• [Data to process]
..............................

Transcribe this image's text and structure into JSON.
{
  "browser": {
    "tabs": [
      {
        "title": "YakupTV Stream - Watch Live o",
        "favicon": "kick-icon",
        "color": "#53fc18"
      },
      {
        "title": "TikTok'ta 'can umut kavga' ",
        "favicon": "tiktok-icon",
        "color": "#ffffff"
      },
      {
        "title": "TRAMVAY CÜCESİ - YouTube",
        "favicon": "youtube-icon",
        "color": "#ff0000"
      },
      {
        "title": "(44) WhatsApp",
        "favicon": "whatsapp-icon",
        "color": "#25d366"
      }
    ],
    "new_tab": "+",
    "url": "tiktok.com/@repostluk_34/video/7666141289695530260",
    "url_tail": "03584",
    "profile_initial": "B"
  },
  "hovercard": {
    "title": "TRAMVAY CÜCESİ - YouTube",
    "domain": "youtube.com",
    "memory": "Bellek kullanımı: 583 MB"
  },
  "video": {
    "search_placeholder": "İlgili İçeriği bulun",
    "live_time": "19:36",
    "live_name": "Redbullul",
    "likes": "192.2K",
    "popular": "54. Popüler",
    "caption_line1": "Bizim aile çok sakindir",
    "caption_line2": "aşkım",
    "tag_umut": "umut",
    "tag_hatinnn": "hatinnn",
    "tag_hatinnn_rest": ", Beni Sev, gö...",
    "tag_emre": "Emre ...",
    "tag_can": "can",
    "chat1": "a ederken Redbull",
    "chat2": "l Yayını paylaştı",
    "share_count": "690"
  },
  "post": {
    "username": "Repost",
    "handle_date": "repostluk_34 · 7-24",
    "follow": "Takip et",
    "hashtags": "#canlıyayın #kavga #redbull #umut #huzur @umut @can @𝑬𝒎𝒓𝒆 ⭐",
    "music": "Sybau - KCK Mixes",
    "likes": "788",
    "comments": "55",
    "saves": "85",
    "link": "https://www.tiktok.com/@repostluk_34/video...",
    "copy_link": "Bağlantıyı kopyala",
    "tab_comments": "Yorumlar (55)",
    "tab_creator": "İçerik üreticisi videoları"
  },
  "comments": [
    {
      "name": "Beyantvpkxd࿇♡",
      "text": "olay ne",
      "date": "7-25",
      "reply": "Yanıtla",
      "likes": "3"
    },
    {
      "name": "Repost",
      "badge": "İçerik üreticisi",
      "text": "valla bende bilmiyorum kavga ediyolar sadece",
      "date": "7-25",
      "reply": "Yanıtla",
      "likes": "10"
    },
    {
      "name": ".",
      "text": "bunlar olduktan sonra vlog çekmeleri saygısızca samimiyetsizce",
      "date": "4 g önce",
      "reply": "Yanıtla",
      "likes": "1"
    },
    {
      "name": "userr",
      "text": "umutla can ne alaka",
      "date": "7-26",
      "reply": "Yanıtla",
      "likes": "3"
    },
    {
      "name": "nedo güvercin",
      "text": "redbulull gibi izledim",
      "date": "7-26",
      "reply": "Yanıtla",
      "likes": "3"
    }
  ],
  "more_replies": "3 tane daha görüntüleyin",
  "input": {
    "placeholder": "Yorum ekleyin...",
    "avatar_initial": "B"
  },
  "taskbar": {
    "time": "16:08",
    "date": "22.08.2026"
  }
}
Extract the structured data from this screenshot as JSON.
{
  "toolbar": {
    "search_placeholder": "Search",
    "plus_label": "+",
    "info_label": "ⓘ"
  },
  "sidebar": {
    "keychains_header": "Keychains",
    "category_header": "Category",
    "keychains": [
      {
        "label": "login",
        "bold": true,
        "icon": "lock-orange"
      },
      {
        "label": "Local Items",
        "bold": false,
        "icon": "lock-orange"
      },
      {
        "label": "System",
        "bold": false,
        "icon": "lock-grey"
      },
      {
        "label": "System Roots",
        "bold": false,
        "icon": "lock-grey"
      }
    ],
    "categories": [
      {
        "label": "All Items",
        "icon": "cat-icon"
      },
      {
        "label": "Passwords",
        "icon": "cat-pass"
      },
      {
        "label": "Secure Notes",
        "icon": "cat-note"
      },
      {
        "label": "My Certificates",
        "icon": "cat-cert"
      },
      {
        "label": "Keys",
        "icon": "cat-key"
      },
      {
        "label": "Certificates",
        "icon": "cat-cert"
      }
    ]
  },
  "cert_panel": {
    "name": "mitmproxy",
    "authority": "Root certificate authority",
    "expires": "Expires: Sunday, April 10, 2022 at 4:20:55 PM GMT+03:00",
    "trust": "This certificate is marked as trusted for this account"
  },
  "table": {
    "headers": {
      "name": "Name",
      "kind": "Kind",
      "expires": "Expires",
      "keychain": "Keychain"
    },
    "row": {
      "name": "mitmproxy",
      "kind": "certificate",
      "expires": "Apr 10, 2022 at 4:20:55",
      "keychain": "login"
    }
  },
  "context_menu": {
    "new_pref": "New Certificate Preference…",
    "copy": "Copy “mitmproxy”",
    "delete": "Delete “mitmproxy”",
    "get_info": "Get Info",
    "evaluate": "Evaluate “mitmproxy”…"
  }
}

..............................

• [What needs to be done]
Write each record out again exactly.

• [Result for this exercise]
Transcribe this image's text and structure into JSON.
{
  "browser": {
    "tabs": [
      {
        "title": "YakupTV Stream - Watch Live o",
        "favicon": "kick-icon",
        "color": "#53fc18"
      },
      {
        "title": "TikTok'ta 'can umut kavga' ",
        "favicon": "tiktok-icon",
        "color": "#ffffff"
      },
      {
        "title": "TRAMVAY CÜCESİ - YouTube",
        "favicon": "youtube-icon",
        "color": "#ff0000"
      },
      {
        "title": "(44) WhatsApp",
        "favicon": "whatsapp-icon",
        "color": "#25d366"
      }
    ],
    "new_tab": "+",
    "url": "tiktok.com/@repostluk_34/video/7666141289695530260",
    "url_tail": "03584",
    "profile_initial": "B"
  },
  "hovercard": {
    "title": "TRAMVAY CÜCESİ - YouTube",
    "domain": "youtube.com",
    "memory": "Bellek kullanımı: 583 MB"
  },
  "video": {
    "search_placeholder": "İlgili İçeriği bulun",
    "live_time": "19:36",
    "live_name": "Redbullul",
    "likes": "192.2K",
    "popular": "54. Popüler",
    "caption_line1": "Bizim aile çok sakindir",
    "caption_line2": "aşkım",
    "tag_umut": "umut",
    "tag_hatinnn": "hatinnn",
    "tag_hatinnn_rest": ", Beni Sev, gö...",
    "tag_emre": "Emre ...",
    "tag_can": "can",
    "chat1": "a ederken Redbull",
    "chat2": "l Yayını paylaştı",
    "share_count": "690"
  },
  "post": {
    "username": "Repost",
    "handle_date": "repostluk_34 · 7-24",
    "follow": "Takip et",
    "hashtags": "#canlıyayın #kavga #redbull #umut #huzur @umut @can @𝑬𝒎𝒓𝒆 ⭐",
    "music": "Sybau - KCK Mixes",
    "likes": "788",
    "comments": "55",
    "saves": "85",
    "link": "https://www.tiktok.com/@repostluk_34/video...",
    "copy_link": "Bağlantıyı kopyala",
    "tab_comments": "Yorumlar (55)",
    "tab_creator": "İçerik üreticisi videoları"
  },
  "comments": [
    {
      "name": "Beyantvpkxd࿇♡",
      "text": "olay ne",
      "date": "7-25",
      "reply": "Yanıtla",
      "likes": "3"
    },
    {
      "name": "Repost",
      "badge": "İçerik üreticisi",
      "text": "valla bende bilmiyorum kavga ediyolar sadece",
      "date": "7-25",
      "reply": "Yanıtla",
      "likes": "10"
    },
    {
      "name": ".",
      "text": "bunlar olduktan sonra vlog çekmeleri saygısızca samimiyetsizce",
      "date": "4 g önce",
      "reply": "Yanıtla",
      "likes": "1"
    },
    {
      "name": "userr",
      "text": "umutla can ne alaka",
      "date": "7-26",
      "reply": "Yanıtla",
      "likes": "3"
    },
    {
      "name": "nedo güvercin",
      "text": "redbulull gibi izledim",
      "date": "7-26",
      "reply": "Yanıtla",
      "likes": "3"
    }
  ],
  "more_replies": "3 tane daha görüntüleyin",
  "input": {
    "placeholder": "Yorum ekleyin...",
    "avatar_initial": "B"
  },
  "taskbar": {
    "time": "16:08",
    "date": "22.08.2026"
  }
}
Extract the structured data from this screenshot as JSON.
{
  "toolbar": {
    "search_placeholder": "Search",
    "plus_label": "+",
    "info_label": "ⓘ"
  },
  "sidebar": {
    "keychains_header": "Keychains",
    "category_header": "Category",
    "keychains": [
      {
        "label": "login",
        "bold": true,
        "icon": "lock-orange"
      },
      {
        "label": "Local Items",
        "bold": false,
        "icon": "lock-orange"
      },
      {
        "label": "System",
        "bold": false,
        "icon": "lock-grey"
      },
      {
        "label": "System Roots",
        "bold": false,
        "icon": "lock-grey"
      }
    ],
    "categories": [
      {
        "label": "All Items",
        "icon": "cat-icon"
      },
      {
        "label": "Passwords",
        "icon": "cat-pass"
      },
      {
        "label": "Secure Notes",
        "icon": "cat-note"
      },
      {
        "label": "My Certificates",
        "icon": "cat-cert"
      },
      {
        "label": "Keys",
        "icon": "cat-key"
      },
      {
        "label": "Certificates",
        "icon": "cat-cert"
      }
    ]
  },
  "cert_panel": {
    "name": "mitmproxy",
    "authority": "Root certificate authority",
    "expires": "Expires: Sunday, April 10, 2022 at 4:20:55 PM GMT+03:00",
    "trust": "This certificate is marked as trusted for this account"
  },
  "table": {
    "headers": {
      "name": "Name",
      "kind": "Kind",
      "expires": "Expires",
      "keychain": "Keychain"
    },
    "row": {
      "name": "mitmproxy",
      "kind": "certificate",
      "expires": "Apr 10, 2022 at 4:20:55",
      "keychain": "login"
    }
  },
  "context_menu": {
    "new_pref": "New Certificate Preference…",
    "copy": "Copy “mitmproxy”",
    "delete": "Delete “mitmproxy”",
    "get_info": "Get Info",
    "evaluate": "Evaluate “mitmproxy”…"
  }
}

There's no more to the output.